Much of his book strikes me as an aficionado’s polemic, but his critique of the current stage of Repetition and his arguments for a push towards Composition bring up a number of points about the composer-(conductor)-musician dynamic. The most important of these is the most broad, and it concerns player autonomy.
It was only a relatively short time in Western music that improvisation was deemed “unworthy” to be high art. Improvised cadenzas and figured bass were lasting remnants of a long history of improvisation in the West, yet with the rise of Representation, the hands of the players were tied to the spectacle and prestige of the concert experience and not to the music. This culminated with the highly complex music of 1950s America, where notes are extraordinarily strict and highly controlled.
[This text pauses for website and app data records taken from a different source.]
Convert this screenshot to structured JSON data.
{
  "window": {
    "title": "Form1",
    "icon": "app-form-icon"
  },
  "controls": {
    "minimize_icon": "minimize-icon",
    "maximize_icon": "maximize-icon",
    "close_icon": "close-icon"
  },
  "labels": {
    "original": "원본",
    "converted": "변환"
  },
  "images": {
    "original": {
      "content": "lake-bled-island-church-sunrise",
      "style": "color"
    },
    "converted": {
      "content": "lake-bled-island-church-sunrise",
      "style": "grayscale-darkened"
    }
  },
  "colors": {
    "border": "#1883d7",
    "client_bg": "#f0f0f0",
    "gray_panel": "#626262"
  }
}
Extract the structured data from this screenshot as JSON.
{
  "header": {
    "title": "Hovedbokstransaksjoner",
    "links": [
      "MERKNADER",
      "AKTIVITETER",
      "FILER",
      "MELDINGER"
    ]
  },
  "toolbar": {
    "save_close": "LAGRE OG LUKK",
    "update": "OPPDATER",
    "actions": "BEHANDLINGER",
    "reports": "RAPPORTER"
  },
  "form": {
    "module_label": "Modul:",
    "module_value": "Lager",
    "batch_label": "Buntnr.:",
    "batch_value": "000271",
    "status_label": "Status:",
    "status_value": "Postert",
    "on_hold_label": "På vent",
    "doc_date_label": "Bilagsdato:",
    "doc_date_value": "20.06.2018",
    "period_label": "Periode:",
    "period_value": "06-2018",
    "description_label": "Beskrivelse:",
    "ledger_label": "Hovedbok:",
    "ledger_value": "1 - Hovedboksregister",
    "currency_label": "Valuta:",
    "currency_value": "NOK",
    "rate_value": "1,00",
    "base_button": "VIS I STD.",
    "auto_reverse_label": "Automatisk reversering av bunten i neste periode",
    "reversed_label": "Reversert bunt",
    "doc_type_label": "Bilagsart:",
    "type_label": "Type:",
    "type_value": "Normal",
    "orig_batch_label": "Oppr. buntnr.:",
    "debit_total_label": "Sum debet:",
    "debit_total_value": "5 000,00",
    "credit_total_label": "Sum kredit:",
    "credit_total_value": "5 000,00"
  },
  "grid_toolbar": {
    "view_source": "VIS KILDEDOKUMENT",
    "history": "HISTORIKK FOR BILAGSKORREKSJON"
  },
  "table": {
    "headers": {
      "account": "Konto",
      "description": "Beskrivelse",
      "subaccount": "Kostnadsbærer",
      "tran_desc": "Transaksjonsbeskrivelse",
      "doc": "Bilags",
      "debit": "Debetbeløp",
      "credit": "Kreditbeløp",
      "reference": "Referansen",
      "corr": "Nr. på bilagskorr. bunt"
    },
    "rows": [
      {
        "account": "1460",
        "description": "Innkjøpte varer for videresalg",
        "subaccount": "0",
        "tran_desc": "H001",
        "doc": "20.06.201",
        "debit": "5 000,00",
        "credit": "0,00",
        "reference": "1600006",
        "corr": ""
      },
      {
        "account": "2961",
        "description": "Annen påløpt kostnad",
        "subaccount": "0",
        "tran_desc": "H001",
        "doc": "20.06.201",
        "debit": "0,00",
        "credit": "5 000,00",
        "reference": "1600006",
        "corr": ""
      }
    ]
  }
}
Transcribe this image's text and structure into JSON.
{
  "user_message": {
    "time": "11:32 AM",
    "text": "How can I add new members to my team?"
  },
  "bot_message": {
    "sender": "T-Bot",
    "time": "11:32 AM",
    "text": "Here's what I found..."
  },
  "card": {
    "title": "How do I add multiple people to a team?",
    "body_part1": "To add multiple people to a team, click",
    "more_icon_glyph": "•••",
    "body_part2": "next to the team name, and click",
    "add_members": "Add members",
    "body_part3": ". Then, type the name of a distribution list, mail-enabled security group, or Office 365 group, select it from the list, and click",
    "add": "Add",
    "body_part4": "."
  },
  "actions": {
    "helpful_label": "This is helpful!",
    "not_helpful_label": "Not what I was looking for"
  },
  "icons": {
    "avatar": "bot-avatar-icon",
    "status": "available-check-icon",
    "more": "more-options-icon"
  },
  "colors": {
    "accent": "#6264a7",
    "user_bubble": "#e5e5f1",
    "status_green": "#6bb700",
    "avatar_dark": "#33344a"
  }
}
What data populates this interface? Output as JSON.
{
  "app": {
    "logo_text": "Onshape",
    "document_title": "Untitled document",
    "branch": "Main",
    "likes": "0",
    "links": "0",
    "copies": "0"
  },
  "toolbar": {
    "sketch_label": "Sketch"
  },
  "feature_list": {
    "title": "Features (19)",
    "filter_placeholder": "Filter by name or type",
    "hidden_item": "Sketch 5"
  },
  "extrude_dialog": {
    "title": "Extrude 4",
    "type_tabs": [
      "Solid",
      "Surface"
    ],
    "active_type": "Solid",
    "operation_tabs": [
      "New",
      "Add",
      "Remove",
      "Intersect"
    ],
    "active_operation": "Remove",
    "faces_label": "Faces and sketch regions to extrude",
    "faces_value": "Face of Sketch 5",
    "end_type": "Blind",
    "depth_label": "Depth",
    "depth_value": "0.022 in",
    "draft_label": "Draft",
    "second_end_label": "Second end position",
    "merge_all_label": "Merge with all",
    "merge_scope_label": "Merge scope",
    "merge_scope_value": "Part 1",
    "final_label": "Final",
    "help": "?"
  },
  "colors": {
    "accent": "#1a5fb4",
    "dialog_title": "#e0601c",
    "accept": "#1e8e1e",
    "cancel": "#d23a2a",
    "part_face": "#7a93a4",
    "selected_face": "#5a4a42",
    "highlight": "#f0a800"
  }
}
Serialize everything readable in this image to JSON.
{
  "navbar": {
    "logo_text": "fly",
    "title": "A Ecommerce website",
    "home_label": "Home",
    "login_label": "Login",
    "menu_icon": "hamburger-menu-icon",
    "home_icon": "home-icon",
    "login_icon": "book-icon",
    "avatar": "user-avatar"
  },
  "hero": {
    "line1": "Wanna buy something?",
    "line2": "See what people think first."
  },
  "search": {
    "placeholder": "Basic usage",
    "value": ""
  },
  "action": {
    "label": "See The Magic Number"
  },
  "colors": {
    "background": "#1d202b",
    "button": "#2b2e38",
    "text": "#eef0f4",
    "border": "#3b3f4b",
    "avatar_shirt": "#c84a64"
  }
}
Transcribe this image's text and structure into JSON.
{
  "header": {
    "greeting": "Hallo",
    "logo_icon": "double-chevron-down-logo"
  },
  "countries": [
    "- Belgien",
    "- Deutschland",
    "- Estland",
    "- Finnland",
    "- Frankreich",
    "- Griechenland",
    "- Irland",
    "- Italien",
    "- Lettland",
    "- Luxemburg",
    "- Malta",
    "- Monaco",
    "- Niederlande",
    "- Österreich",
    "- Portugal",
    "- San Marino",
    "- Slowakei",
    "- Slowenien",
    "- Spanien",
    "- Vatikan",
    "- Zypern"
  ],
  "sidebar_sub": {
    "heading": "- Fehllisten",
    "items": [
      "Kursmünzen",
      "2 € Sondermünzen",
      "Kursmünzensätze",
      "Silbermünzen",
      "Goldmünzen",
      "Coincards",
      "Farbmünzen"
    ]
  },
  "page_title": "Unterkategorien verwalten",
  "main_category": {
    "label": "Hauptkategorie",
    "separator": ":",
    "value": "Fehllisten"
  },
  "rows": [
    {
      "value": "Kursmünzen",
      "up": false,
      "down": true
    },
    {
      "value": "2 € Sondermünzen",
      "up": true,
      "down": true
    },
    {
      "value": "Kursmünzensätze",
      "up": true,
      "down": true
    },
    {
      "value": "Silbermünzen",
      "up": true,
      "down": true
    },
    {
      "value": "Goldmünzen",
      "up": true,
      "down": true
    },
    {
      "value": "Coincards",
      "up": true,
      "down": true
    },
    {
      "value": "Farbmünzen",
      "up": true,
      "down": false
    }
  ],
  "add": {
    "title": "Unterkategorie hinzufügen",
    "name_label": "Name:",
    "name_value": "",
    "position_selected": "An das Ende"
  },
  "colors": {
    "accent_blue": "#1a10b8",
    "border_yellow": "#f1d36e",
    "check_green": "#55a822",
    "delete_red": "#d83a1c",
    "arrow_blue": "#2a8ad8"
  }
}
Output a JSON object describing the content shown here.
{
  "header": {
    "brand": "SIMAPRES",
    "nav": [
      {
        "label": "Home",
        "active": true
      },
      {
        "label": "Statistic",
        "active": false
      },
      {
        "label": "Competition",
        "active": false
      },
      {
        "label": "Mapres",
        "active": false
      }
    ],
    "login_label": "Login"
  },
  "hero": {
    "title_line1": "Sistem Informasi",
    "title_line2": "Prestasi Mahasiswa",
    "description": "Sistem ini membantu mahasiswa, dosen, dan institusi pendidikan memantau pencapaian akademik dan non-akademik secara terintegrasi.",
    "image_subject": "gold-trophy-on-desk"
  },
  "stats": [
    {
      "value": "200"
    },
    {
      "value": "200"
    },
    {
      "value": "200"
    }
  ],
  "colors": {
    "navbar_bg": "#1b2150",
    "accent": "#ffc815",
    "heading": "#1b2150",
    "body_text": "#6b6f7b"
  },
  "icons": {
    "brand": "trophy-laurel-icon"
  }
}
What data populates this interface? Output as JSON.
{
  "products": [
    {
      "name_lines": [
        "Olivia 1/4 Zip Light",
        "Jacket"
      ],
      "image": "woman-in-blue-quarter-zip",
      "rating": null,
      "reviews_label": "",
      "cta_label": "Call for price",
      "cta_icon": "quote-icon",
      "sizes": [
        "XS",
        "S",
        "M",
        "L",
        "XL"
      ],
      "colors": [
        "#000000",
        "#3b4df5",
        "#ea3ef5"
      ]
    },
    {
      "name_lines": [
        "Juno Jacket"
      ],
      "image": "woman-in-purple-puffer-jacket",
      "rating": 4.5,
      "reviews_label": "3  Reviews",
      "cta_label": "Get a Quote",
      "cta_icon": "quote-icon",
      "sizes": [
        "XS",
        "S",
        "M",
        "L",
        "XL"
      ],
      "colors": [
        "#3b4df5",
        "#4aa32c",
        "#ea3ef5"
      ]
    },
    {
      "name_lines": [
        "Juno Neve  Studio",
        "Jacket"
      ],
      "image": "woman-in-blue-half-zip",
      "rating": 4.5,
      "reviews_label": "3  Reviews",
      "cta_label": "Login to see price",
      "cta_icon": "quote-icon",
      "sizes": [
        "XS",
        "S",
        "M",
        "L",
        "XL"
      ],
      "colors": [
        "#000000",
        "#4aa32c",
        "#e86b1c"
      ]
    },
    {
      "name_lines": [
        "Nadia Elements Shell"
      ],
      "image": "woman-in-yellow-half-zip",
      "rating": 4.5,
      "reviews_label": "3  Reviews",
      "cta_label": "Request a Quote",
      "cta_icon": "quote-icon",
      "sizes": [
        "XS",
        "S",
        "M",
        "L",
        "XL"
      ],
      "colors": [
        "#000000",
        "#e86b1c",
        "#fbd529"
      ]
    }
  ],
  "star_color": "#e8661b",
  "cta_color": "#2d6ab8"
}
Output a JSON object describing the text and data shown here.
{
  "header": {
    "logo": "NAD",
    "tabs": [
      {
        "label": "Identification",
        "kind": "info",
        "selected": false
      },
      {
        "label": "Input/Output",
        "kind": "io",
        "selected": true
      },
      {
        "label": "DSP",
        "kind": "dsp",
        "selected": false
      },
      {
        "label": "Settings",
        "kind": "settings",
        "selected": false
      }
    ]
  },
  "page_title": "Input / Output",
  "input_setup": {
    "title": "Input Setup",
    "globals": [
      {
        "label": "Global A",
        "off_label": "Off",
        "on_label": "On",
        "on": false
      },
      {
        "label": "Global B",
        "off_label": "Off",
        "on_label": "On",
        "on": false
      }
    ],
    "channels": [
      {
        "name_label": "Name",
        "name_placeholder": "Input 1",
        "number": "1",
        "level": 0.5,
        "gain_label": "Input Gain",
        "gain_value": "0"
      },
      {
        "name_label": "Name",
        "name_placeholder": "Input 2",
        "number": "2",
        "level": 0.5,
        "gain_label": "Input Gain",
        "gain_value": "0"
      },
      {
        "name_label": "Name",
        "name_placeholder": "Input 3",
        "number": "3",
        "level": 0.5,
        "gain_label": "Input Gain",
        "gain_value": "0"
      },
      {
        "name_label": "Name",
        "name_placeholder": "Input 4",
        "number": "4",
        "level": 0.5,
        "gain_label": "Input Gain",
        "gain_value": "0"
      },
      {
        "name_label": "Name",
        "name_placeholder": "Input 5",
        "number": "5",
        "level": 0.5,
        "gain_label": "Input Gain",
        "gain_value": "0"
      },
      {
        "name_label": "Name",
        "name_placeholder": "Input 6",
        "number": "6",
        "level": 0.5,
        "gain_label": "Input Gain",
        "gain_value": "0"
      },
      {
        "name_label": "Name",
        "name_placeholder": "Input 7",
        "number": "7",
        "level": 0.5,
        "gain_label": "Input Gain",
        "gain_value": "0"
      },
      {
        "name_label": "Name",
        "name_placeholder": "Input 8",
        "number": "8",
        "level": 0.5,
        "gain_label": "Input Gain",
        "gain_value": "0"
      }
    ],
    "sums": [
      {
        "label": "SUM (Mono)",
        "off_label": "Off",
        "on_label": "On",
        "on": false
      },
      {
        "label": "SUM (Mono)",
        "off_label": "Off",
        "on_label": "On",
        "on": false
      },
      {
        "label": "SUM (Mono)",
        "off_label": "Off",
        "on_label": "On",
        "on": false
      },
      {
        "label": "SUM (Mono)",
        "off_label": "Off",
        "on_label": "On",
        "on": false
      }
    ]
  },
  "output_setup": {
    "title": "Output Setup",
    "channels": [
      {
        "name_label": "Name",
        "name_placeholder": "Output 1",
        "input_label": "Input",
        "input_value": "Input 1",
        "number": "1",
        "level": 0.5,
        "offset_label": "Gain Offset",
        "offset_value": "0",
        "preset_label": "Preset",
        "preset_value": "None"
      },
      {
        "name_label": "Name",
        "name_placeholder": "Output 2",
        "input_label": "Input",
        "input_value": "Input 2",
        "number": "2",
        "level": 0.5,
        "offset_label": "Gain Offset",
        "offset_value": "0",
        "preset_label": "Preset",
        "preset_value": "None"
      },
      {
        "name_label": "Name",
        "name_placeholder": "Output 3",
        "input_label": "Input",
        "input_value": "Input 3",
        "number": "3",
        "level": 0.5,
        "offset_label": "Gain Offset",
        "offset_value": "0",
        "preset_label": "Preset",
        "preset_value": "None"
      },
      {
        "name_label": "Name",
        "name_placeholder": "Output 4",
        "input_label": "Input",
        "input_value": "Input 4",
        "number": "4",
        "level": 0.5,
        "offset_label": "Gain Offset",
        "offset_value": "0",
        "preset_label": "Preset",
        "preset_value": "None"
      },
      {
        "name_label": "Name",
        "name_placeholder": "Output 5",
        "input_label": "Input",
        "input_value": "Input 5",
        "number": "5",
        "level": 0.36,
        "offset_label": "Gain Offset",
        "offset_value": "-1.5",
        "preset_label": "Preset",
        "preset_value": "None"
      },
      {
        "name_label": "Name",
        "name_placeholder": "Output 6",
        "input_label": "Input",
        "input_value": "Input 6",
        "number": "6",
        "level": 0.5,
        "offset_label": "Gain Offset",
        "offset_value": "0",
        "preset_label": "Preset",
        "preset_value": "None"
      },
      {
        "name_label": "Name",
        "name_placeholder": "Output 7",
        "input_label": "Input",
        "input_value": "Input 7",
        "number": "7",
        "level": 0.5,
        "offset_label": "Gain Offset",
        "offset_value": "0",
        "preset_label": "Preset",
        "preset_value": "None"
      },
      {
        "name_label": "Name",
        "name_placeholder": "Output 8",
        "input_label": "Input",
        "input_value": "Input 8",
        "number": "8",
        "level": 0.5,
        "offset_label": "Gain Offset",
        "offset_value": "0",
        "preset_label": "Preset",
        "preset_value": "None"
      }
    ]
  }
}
Simultaneously, certainly influenced by musical undercurrents such as jazz, indeterminacy reintroduced improvisation — first on the page, and then on the stage.
As art is no longer bound by style and genre, we are no longer required to pick a side to be considered contemporary classical. But, as it is with far too many freedoms, we are now required to pick what parts we choose. And this leaves me in a serious conundrum. On the one hand is an aesthetic that appreciates non-reproducibility, on the other is one that requires more than a minimum of effort on the part of the composer. What good are notes on a page if they are not shaped by things like articulation, phrasing, and dynamics? What good are the performers if a recording would better suit the goals?
I’m fascinated by ways of controlling improvisation, such as John Zorn’s game pieces or Conduction. Yet when one is in the absence of the band playing the piece, these methods of control do not hold. To make universal understanding more difficult, there is no standard notation to control improvisation in a meaningful way.
Yet control of improvisation is only half the issue. How would one include improvisatory aspects into a largely written piece? Dynamics, especially in the realm of conducted music, should be left as they were in Classical and Baroque times: sparse. The conductor, certainly, and the players as well, should be able after a short time to “feel” the piece, giving it the ebbs and flows it needs. Not only will this provide ample room for a conductor’s, band leader’s, or musician’s artistry, but it will also reduce the repetitiousness of successive performances.
It is through the performers that composers exhibit their art. Yet it is not only from jazz, not only from the West, that improvisation stems. Futhermore, improvisation isn’t the only source of the breakdown of repetition in contemporary classical music, each aspect of music can be subverted, reinvented, and made to avoid the culture of repetition.